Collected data

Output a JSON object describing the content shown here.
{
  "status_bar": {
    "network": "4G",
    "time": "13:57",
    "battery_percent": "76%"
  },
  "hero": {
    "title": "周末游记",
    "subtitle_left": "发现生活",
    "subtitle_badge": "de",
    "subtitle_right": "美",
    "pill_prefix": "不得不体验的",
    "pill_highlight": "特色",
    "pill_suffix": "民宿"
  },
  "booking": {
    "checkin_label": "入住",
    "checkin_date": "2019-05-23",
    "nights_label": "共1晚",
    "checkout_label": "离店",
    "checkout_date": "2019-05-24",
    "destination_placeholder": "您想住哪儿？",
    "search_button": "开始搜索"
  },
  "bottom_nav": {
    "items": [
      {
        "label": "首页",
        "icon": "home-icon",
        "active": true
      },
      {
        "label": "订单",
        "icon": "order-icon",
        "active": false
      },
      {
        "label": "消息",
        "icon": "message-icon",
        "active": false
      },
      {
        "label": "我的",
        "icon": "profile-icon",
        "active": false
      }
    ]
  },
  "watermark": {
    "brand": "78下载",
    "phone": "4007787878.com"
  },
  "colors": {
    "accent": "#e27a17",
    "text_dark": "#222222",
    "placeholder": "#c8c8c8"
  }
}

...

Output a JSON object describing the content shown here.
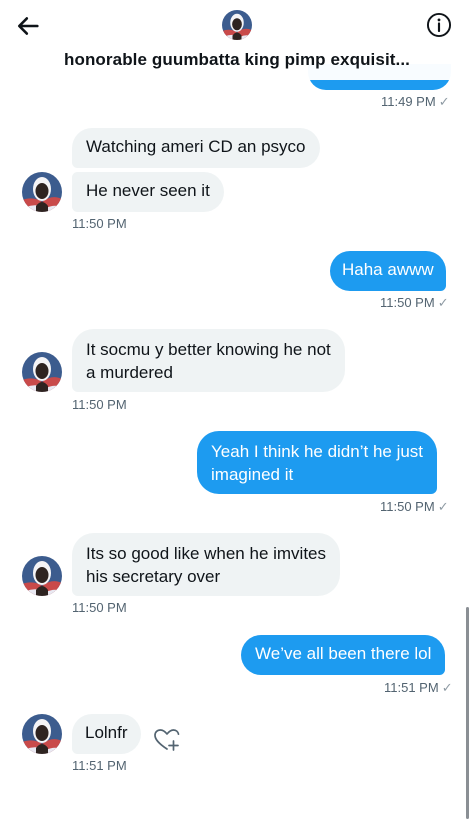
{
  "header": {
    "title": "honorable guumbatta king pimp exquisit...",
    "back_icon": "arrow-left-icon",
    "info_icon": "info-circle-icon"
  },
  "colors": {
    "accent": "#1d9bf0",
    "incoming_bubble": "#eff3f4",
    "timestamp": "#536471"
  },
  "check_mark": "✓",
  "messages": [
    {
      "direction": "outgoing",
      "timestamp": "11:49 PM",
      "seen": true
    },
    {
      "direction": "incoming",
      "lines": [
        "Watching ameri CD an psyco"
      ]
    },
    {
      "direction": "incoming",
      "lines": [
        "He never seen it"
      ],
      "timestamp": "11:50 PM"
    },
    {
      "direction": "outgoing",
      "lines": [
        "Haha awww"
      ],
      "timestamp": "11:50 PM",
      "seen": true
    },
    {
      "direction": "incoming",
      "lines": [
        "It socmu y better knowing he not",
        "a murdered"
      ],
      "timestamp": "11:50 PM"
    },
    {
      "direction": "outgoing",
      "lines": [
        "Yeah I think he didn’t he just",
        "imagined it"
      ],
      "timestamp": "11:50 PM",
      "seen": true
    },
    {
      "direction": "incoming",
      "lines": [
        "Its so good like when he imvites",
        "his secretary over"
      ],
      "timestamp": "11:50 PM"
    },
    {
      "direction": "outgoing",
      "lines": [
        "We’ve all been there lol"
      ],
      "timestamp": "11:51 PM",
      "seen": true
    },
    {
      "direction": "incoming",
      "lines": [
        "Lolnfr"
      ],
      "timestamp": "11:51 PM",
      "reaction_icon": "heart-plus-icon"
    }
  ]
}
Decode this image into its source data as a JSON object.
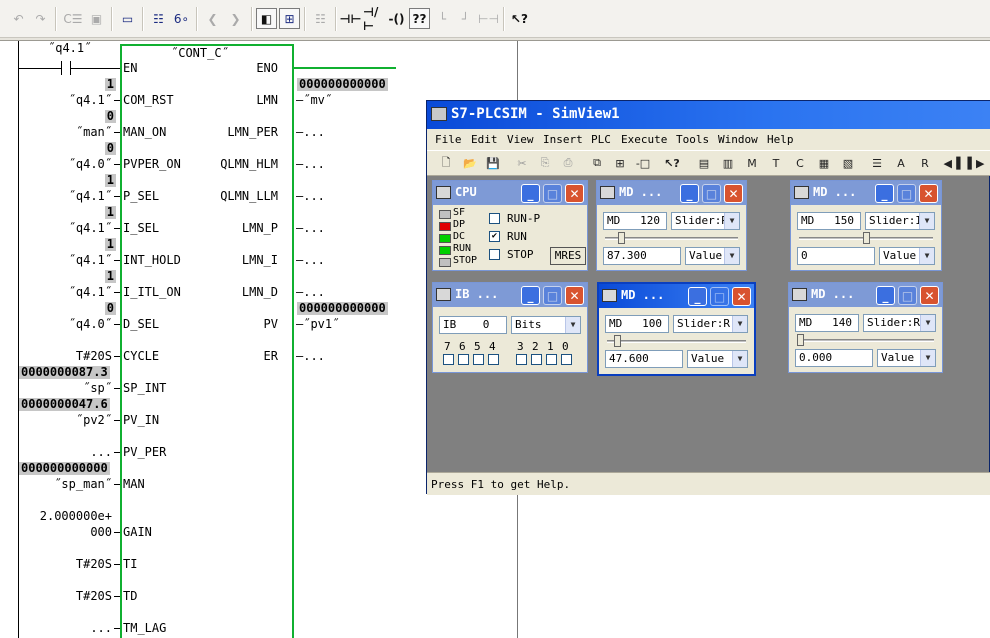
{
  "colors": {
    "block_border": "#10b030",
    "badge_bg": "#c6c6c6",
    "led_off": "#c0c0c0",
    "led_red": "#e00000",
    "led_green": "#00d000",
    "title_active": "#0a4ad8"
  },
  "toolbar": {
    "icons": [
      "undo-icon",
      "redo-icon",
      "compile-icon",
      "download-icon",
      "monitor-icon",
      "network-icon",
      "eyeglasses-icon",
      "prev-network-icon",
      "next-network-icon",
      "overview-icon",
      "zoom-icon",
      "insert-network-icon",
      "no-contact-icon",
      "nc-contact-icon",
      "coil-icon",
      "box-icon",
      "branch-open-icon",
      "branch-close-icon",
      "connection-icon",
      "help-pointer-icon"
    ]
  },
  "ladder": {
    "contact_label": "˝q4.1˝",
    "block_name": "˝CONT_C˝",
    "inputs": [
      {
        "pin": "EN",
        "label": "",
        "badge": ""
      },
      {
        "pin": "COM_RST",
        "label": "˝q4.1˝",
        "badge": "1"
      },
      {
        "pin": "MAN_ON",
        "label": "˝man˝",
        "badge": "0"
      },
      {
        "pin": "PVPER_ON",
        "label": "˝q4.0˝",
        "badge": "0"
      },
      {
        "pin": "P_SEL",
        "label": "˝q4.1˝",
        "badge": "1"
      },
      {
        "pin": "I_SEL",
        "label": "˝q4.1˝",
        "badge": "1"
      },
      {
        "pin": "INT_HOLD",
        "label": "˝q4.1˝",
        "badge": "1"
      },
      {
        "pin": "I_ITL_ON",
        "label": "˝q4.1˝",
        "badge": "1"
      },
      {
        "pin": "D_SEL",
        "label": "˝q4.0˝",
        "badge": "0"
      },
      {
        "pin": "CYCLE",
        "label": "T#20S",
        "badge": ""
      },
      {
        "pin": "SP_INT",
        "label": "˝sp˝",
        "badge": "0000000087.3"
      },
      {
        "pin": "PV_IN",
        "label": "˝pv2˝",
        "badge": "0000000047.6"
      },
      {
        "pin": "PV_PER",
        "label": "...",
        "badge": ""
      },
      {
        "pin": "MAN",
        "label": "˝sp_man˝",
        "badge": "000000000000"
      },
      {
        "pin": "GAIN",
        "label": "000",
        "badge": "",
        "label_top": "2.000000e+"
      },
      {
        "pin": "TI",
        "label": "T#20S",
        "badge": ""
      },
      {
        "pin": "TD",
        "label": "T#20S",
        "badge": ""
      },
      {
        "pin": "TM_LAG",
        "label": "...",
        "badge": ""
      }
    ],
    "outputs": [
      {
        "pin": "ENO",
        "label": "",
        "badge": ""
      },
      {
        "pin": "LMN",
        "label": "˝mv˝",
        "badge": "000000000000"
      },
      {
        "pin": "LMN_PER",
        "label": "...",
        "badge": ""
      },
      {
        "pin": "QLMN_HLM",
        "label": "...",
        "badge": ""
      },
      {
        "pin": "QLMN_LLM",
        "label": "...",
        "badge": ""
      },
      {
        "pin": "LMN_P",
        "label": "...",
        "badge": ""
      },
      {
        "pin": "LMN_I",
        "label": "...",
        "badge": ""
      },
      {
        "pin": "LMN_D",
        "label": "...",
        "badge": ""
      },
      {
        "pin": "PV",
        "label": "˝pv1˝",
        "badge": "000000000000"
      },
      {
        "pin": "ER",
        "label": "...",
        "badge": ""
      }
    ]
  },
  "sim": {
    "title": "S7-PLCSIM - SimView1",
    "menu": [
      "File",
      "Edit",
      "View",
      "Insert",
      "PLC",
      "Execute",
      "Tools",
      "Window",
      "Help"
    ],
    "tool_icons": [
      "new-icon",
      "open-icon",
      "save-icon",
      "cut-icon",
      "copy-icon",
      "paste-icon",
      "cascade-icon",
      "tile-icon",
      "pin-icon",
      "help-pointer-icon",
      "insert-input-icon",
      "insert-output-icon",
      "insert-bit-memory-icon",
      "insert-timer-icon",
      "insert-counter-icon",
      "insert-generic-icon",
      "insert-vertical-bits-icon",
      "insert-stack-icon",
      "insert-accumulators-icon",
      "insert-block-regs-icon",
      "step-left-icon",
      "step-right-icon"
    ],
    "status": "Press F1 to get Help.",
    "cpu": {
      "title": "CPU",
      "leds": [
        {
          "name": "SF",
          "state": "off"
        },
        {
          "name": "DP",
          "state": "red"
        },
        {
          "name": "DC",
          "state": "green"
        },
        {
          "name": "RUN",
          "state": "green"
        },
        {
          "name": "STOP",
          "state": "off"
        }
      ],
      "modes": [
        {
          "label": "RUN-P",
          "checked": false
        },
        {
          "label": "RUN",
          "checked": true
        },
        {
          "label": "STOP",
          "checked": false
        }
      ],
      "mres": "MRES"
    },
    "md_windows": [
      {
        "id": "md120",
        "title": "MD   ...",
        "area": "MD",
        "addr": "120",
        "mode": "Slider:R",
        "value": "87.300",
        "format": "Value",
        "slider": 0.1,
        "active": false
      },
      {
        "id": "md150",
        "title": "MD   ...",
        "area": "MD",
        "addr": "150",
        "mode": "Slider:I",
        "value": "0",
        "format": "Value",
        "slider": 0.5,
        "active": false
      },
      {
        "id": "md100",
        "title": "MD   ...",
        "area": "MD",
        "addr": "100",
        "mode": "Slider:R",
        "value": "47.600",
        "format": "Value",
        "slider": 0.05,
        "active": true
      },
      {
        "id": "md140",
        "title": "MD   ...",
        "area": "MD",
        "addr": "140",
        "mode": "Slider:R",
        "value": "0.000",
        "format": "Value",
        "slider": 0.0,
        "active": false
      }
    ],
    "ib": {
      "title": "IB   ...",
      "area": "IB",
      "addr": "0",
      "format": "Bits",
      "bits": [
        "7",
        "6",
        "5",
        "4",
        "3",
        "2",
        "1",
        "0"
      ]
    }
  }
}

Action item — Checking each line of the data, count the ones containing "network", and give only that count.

Output for this exercise — 5